DATA PROVIDED:
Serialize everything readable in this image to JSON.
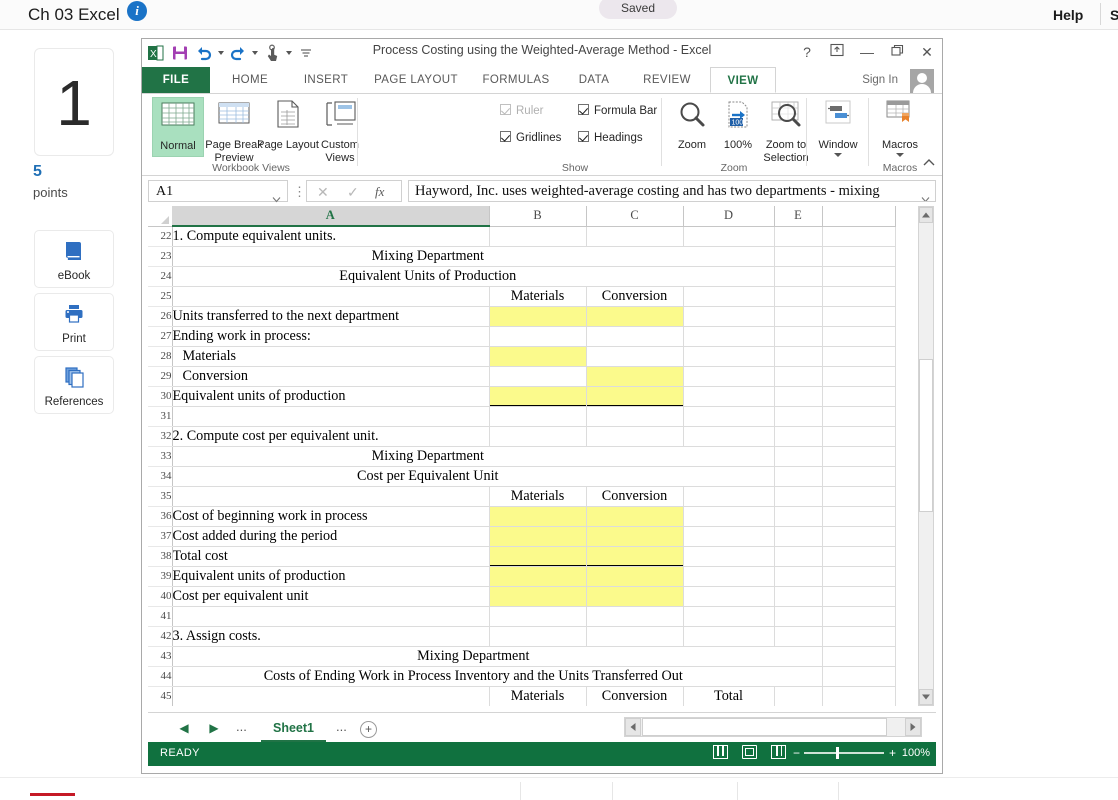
{
  "lms": {
    "title": "Ch 03 Excel",
    "info_icon": "info-icon",
    "saved_label": "Saved",
    "help_label": "Help",
    "help_label_2": "S",
    "question_number": "1",
    "points_value": "5",
    "points_label": "points",
    "rail_buttons": [
      {
        "label": "eBook",
        "icon": "book-icon"
      },
      {
        "label": "Print",
        "icon": "printer-icon"
      },
      {
        "label": "References",
        "icon": "copy-pages-icon"
      }
    ]
  },
  "excel": {
    "window_title": "Process Costing using the Weighted-Average Method - Excel",
    "quick_access": [
      {
        "name": "excel-logo-icon"
      },
      {
        "name": "save-icon"
      },
      {
        "name": "undo-icon"
      },
      {
        "name": "redo-icon"
      },
      {
        "name": "touch-mode-icon"
      },
      {
        "name": "customize-qat-icon"
      }
    ],
    "window_buttons": {
      "help": "?",
      "ribbon_display": "ribbon-display-icon",
      "minimize": "—",
      "restore": "restore-icon",
      "close": "✕"
    },
    "tabs": [
      {
        "label": "FILE",
        "active": false
      },
      {
        "label": "HOME",
        "active": false
      },
      {
        "label": "INSERT",
        "active": false
      },
      {
        "label": "PAGE LAYOUT",
        "active": false
      },
      {
        "label": "FORMULAS",
        "active": false
      },
      {
        "label": "DATA",
        "active": false
      },
      {
        "label": "REVIEW",
        "active": false
      },
      {
        "label": "VIEW",
        "active": true
      }
    ],
    "sign_in": "Sign In",
    "ribbon": {
      "groups": [
        {
          "name": "Workbook Views"
        },
        {
          "name": "Show"
        },
        {
          "name": "Zoom"
        },
        {
          "name": "Macros"
        }
      ],
      "workbook_views": [
        {
          "label": "Normal",
          "icon": "normal-view-icon",
          "selected": true
        },
        {
          "label": "Page Break Preview",
          "icon": "page-break-preview-icon",
          "selected": false
        },
        {
          "label": "Page Layout",
          "icon": "page-layout-icon",
          "selected": false
        },
        {
          "label": "Custom Views",
          "icon": "custom-views-icon",
          "selected": false
        }
      ],
      "show_checkboxes": [
        {
          "label": "Ruler",
          "checked": true,
          "disabled": true
        },
        {
          "label": "Formula Bar",
          "checked": true,
          "disabled": false
        },
        {
          "label": "Gridlines",
          "checked": true,
          "disabled": false
        },
        {
          "label": "Headings",
          "checked": true,
          "disabled": false
        }
      ],
      "zoom_buttons": [
        {
          "label": "Zoom",
          "icon": "magnifier-icon"
        },
        {
          "label": "100%",
          "icon": "zoom-100-icon"
        },
        {
          "label": "Zoom to Selection",
          "icon": "zoom-to-selection-icon"
        }
      ],
      "window_buttons": [
        {
          "label": "Window",
          "icon": "switch-windows-icon"
        }
      ],
      "macros_buttons": [
        {
          "label": "Macros",
          "icon": "macros-icon"
        }
      ],
      "collapse_icon": "chevron-up-icon"
    },
    "formula_bar": {
      "name_box_value": "A1",
      "cancel_icon": "✕",
      "enter_icon": "✓",
      "function_icon": "fx",
      "content": "Hayword, Inc. uses weighted-average costing and has two departments - mixing"
    },
    "grid": {
      "columns": [
        "A",
        "B",
        "C",
        "D",
        "E",
        ""
      ],
      "selected_column": "A",
      "rows": [
        {
          "n": "22",
          "cells": [
            {
              "t": "1. Compute equivalent units.",
              "a": "left"
            },
            {
              "t": "",
              "a": "left"
            },
            {
              "t": "",
              "a": "left"
            },
            {
              "t": "",
              "a": "left"
            },
            {
              "t": "",
              "a": "left"
            },
            {
              "t": "",
              "a": "left"
            }
          ]
        },
        {
          "n": "23",
          "cells": [
            {
              "t": "Mixing Department",
              "a": "span-center",
              "span": 3
            },
            {
              "t": "",
              "a": "left"
            },
            {
              "t": "",
              "a": "left"
            },
            {
              "t": "",
              "a": "left"
            }
          ]
        },
        {
          "n": "24",
          "cells": [
            {
              "t": "Equivalent Units of Production",
              "a": "span-center",
              "span": 3
            },
            {
              "t": "",
              "a": "left"
            },
            {
              "t": "",
              "a": "left"
            },
            {
              "t": "",
              "a": "left"
            }
          ]
        },
        {
          "n": "25",
          "cells": [
            {
              "t": "",
              "a": "left"
            },
            {
              "t": "Materials",
              "a": "center"
            },
            {
              "t": "Conversion",
              "a": "center"
            },
            {
              "t": "",
              "a": "left"
            },
            {
              "t": "",
              "a": "left"
            },
            {
              "t": "",
              "a": "left"
            }
          ]
        },
        {
          "n": "26",
          "cells": [
            {
              "t": "Units transferred to the next department",
              "a": "left"
            },
            {
              "t": "",
              "a": "center",
              "yellow": true
            },
            {
              "t": "",
              "a": "center",
              "yellow": true
            },
            {
              "t": "",
              "a": "left"
            },
            {
              "t": "",
              "a": "left"
            },
            {
              "t": "",
              "a": "left"
            }
          ]
        },
        {
          "n": "27",
          "cells": [
            {
              "t": "Ending work in process:",
              "a": "left"
            },
            {
              "t": "",
              "a": "left"
            },
            {
              "t": "",
              "a": "left"
            },
            {
              "t": "",
              "a": "left"
            },
            {
              "t": "",
              "a": "left"
            },
            {
              "t": "",
              "a": "left"
            }
          ]
        },
        {
          "n": "28",
          "cells": [
            {
              "t": "Materials",
              "a": "indent"
            },
            {
              "t": "",
              "a": "center",
              "yellow": true
            },
            {
              "t": "",
              "a": "left"
            },
            {
              "t": "",
              "a": "left"
            },
            {
              "t": "",
              "a": "left"
            },
            {
              "t": "",
              "a": "left"
            }
          ]
        },
        {
          "n": "29",
          "cells": [
            {
              "t": "Conversion",
              "a": "indent"
            },
            {
              "t": "",
              "a": "left"
            },
            {
              "t": "",
              "a": "center",
              "yellow": true
            },
            {
              "t": "",
              "a": "left"
            },
            {
              "t": "",
              "a": "left"
            },
            {
              "t": "",
              "a": "left"
            }
          ]
        },
        {
          "n": "30",
          "cells": [
            {
              "t": "Equivalent units of production",
              "a": "left"
            },
            {
              "t": "",
              "a": "center",
              "yellow": true,
              "topline": true,
              "botline": true
            },
            {
              "t": "",
              "a": "center",
              "yellow": true,
              "topline": true,
              "botline": true
            },
            {
              "t": "",
              "a": "left"
            },
            {
              "t": "",
              "a": "left"
            },
            {
              "t": "",
              "a": "left"
            }
          ]
        },
        {
          "n": "31",
          "cells": [
            {
              "t": "",
              "a": "left"
            },
            {
              "t": "",
              "a": "left"
            },
            {
              "t": "",
              "a": "left"
            },
            {
              "t": "",
              "a": "left"
            },
            {
              "t": "",
              "a": "left"
            },
            {
              "t": "",
              "a": "left"
            }
          ]
        },
        {
          "n": "32",
          "cells": [
            {
              "t": "2. Compute cost per equivalent unit.",
              "a": "left"
            },
            {
              "t": "",
              "a": "left"
            },
            {
              "t": "",
              "a": "left"
            },
            {
              "t": "",
              "a": "left"
            },
            {
              "t": "",
              "a": "left"
            },
            {
              "t": "",
              "a": "left"
            }
          ]
        },
        {
          "n": "33",
          "cells": [
            {
              "t": "Mixing Department",
              "a": "span-center",
              "span": 3
            },
            {
              "t": "",
              "a": "left"
            },
            {
              "t": "",
              "a": "left"
            },
            {
              "t": "",
              "a": "left"
            }
          ]
        },
        {
          "n": "34",
          "cells": [
            {
              "t": "Cost per Equivalent Unit",
              "a": "span-center",
              "span": 3
            },
            {
              "t": "",
              "a": "left"
            },
            {
              "t": "",
              "a": "left"
            },
            {
              "t": "",
              "a": "left"
            }
          ]
        },
        {
          "n": "35",
          "cells": [
            {
              "t": "",
              "a": "left"
            },
            {
              "t": "Materials",
              "a": "center"
            },
            {
              "t": "Conversion",
              "a": "center"
            },
            {
              "t": "",
              "a": "left"
            },
            {
              "t": "",
              "a": "left"
            },
            {
              "t": "",
              "a": "left"
            }
          ]
        },
        {
          "n": "36",
          "cells": [
            {
              "t": "Cost of beginning work in process",
              "a": "left"
            },
            {
              "t": "",
              "a": "center",
              "yellow": true
            },
            {
              "t": "",
              "a": "center",
              "yellow": true
            },
            {
              "t": "",
              "a": "left"
            },
            {
              "t": "",
              "a": "left"
            },
            {
              "t": "",
              "a": "left"
            }
          ]
        },
        {
          "n": "37",
          "cells": [
            {
              "t": "Cost added during the period",
              "a": "left"
            },
            {
              "t": "",
              "a": "center",
              "yellow": true
            },
            {
              "t": "",
              "a": "center",
              "yellow": true
            },
            {
              "t": "",
              "a": "left"
            },
            {
              "t": "",
              "a": "left"
            },
            {
              "t": "",
              "a": "left"
            }
          ]
        },
        {
          "n": "38",
          "cells": [
            {
              "t": "Total cost",
              "a": "left"
            },
            {
              "t": "",
              "a": "center",
              "yellow": true,
              "topline": true,
              "botline": true
            },
            {
              "t": "",
              "a": "center",
              "yellow": true,
              "topline": true,
              "botline": true
            },
            {
              "t": "",
              "a": "left"
            },
            {
              "t": "",
              "a": "left"
            },
            {
              "t": "",
              "a": "left"
            }
          ]
        },
        {
          "n": "39",
          "cells": [
            {
              "t": "Equivalent units of production",
              "a": "left"
            },
            {
              "t": "",
              "a": "center",
              "yellow": true
            },
            {
              "t": "",
              "a": "center",
              "yellow": true
            },
            {
              "t": "",
              "a": "left"
            },
            {
              "t": "",
              "a": "left"
            },
            {
              "t": "",
              "a": "left"
            }
          ]
        },
        {
          "n": "40",
          "cells": [
            {
              "t": "Cost per equivalent unit",
              "a": "left"
            },
            {
              "t": "",
              "a": "center",
              "yellow": true
            },
            {
              "t": "",
              "a": "center",
              "yellow": true
            },
            {
              "t": "",
              "a": "left"
            },
            {
              "t": "",
              "a": "left"
            },
            {
              "t": "",
              "a": "left"
            }
          ]
        },
        {
          "n": "41",
          "cells": [
            {
              "t": "",
              "a": "left"
            },
            {
              "t": "",
              "a": "left"
            },
            {
              "t": "",
              "a": "left"
            },
            {
              "t": "",
              "a": "left"
            },
            {
              "t": "",
              "a": "left"
            },
            {
              "t": "",
              "a": "left"
            }
          ]
        },
        {
          "n": "42",
          "cells": [
            {
              "t": "3. Assign costs.",
              "a": "left"
            },
            {
              "t": "",
              "a": "left"
            },
            {
              "t": "",
              "a": "left"
            },
            {
              "t": "",
              "a": "left"
            },
            {
              "t": "",
              "a": "left"
            },
            {
              "t": "",
              "a": "left"
            }
          ]
        },
        {
          "n": "43",
          "cells": [
            {
              "t": "Mixing Department",
              "a": "span-center",
              "span": 4
            },
            {
              "t": "",
              "a": "left"
            },
            {
              "t": "",
              "a": "left"
            }
          ]
        },
        {
          "n": "44",
          "cells": [
            {
              "t": "Costs of Ending Work in Process Inventory and the Units Transferred Out",
              "a": "span-center",
              "span": 4
            },
            {
              "t": "",
              "a": "left"
            },
            {
              "t": "",
              "a": "left"
            }
          ]
        },
        {
          "n": "45",
          "cells": [
            {
              "t": "",
              "a": "left"
            },
            {
              "t": "Materials",
              "a": "center"
            },
            {
              "t": "Conversion",
              "a": "center"
            },
            {
              "t": "Total",
              "a": "center"
            },
            {
              "t": "",
              "a": "left"
            },
            {
              "t": "",
              "a": "left"
            }
          ]
        }
      ]
    },
    "sheet_tabs": {
      "first_icon": "first-sheet-icon",
      "prev_icon": "prev-sheet-icon",
      "left_dots": "...",
      "active_sheet": "Sheet1",
      "right_dots": "...",
      "add_icon": "+"
    },
    "status_bar": {
      "ready": "READY",
      "views": [
        "normal-view-icon",
        "page-layout-view-icon",
        "page-break-view-icon"
      ],
      "zoom_out": "−",
      "zoom_in": "+",
      "zoom_level": "100%"
    }
  }
}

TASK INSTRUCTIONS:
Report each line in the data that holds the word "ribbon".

RESPONSE TO THIS TASK:
      "ribbon_display": "ribbon-display-icon",
    "ribbon": {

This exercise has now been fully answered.